Agencies delay ruling on bypass moratorium

Published 3:43 am Saturday, February 14, 2009

By Staff
Highway 17 bypass construction was required to stop at midnight Saturday
Contributing Editor
Pile driving for the U.S. Highway 17 bypass bridge at Washington cannot continue past tonight.
How long will the pile driving be banned? It depends on what happens next week at a meeting of environmental regulatory agencies, the N.C. Department of Transportation and Flatiron/United.
Flatiron/United’s permit requires it to halt driving pilings into the Tar River from Feb. 15 to June 15.
The moratorium was developed to protect some species of fish as they migrate upriver to spawn. State policy requires that activities potentially creating an environment not conducive to spawning be suspended until spawning season concludes.

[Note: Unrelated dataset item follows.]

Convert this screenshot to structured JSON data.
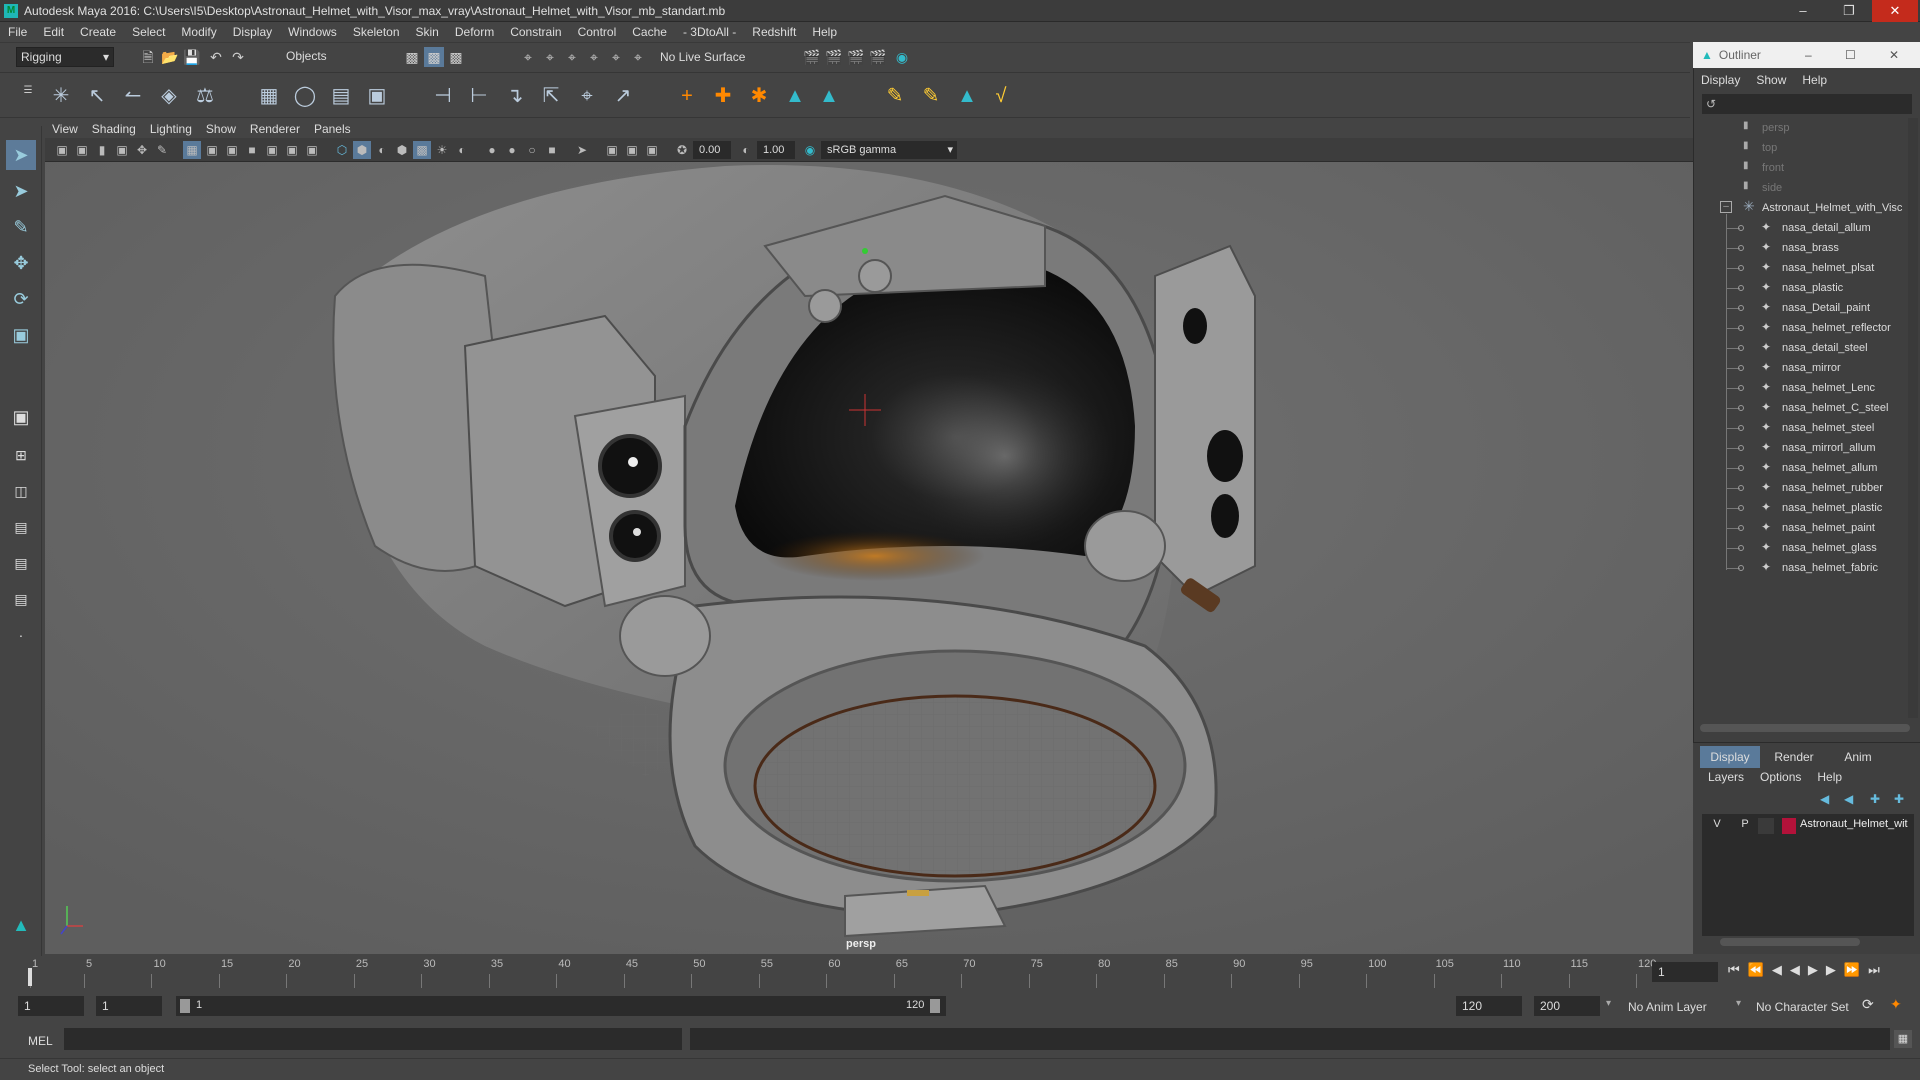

Flatiron/United asked the state to lift the moratorium, which Mallett said last week would speed up the project, reduce the amount of time crews would work over the river and lessen the river’s exposure to potential environmental damage caused by construction.
As of Friday afternoon, Mallett had received no word from the state on whether the moratorium would be lifted.
A spokesman for the N.C. Department of Environment and Natural Resources contacted the Daily News shortly before 5 p.m. with information about the matter.
Those agencies — the N.C. Division of Water Quality, N.C. Division of Coastal Management and U.S. Army Corps of Engineers — plan to meet with DOT and the contractor early next week before deciding on the request for a variance, Kritzer said. Each of those three agencies must agree to the variance conditions before the moratorium is lifted or modified, she added.
Since last week, those agencies have been communicating with one another about the request to lift the moratorium, Kritzer noted.
The moratorium on pile-driving is resulting in layoffs, Mallett said.
Mallett declined further comment on the matter.
The Pamlico-Tar River Foundation has not taken a position on the moratorium. The organization has indicated it can’t make definitive conclusions on possible effects the new bridge construction method might have on migrating fish. Instead of driving pilings around the clock until all of them are in place, Flatiron/United is driving pilings for about four hours a week, said Pamlico-Tar Riverkeeper Heather Jacobs Deck.
The noise generated and energy dissipated by pile-driving activities could adversely affect some fish species, such as American shad that have “more sensitive” hearing than other species, Deck said. Pile-driving activities, which “create a lot of sound and energy,” could confuse and irritate such fish, she said. Some fish with ruptured swim bladders have been found near pile-driving activities in waterways, Deck added.
It’s that noise and energy that worries Deck more than pilings interfering with upstream migration of fish. The bypass project provides an opportunity to scientifically assess pile-driving effects, she said.
If the moratorium is lifted for the bypass project, Deck wrote in a Daily News letter to the editor, PTRF hopes that state environmental regulators will include a study and appropriate mitigation measures to reduce impact and fish mortality.
Cutline for corresponding photo: The launching gantry for the Highway 17 bypass project juts out over the Tar River in a view photographed earlier this month. (WDN Photo/Paul Dunn)